Sep 24, 2003 9:01 AM
|Well we all know the importance of getting proper rest and sleep but sometimes it's easier said than done. Having a busy last few weeks I haven't been getting nearly enough sleep as I should be and I notice it when I get the chance to ride. I peaked in my training a few weeks ago, riding my fastest TT with a club. After that it was all down hill... I was getting maybe 6 or 7 hours of sleep a night. My last two rides I felt totally crappy...most noticeably in my legs more than aerobically. I'm trying to get more rest but have I just wasted a bunch of training or is this fatigue more temporary and will I be back at full strength as soon as I start getting proper rest? I'm sure some of you have had this problem, any insight?
Sep 24, 2003 9:30 AM
|Well the common verbiage is that the best athletes train hard, but rest harder. I think what often happens, especially later in the season is that your body just gets tired. Thats why most people have an "off season" to recover and build base. Maybe that is where you need to be.

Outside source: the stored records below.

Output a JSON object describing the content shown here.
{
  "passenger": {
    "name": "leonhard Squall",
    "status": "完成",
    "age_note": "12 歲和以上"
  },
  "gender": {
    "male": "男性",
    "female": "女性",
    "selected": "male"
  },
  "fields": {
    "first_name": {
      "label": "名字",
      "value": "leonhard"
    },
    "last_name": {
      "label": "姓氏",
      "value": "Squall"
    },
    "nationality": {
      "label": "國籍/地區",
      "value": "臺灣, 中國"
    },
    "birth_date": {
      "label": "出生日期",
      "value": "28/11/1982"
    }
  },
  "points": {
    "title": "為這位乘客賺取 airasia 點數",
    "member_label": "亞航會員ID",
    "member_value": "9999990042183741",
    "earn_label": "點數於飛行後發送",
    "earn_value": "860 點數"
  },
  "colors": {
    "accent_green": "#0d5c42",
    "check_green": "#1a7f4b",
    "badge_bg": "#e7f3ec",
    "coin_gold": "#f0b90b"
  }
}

It could be many things, however, diet... sleep, overtraining. Also may be the WAY you are training on the bike. If every ride is a hammerfest, then should it truly be considered "training". Training should be structured and focused, and be specific. If you have a bad ride on tuesday, and thus go harder than you are supposed to on Wednesday... then it basically squirrels things up. Im not real sure what training program you are on, but try and do things right with diet and rest, but if legs continue to not come back, you might consider taking a week off, or at least take a week or so off of insanely intense efforts to help your body recover.
My two cents...
|re: proper rest||Bill from WPB|
Sep 24, 2003 9:30 AM
I am pretty new to cycling, but I was a runner for 32 yrs.
and have found many things from running also hold true about cycling.
When you say you peaked, it gives me the impression that there was significant hard training and effort to lead you to this PR. Just think, you have been training very hard and you have capped that with your maximal effort to establish your new best time. That one effort might have drained you even more.
Every time I do a PR, I take at least four days completely off the bike to give the body time to recouperate. Then, I take a full week to build up my training again .
Four days off will not hurt your conditioning and it can make miracles for your recouperation.
Rest is just as important as the training itself.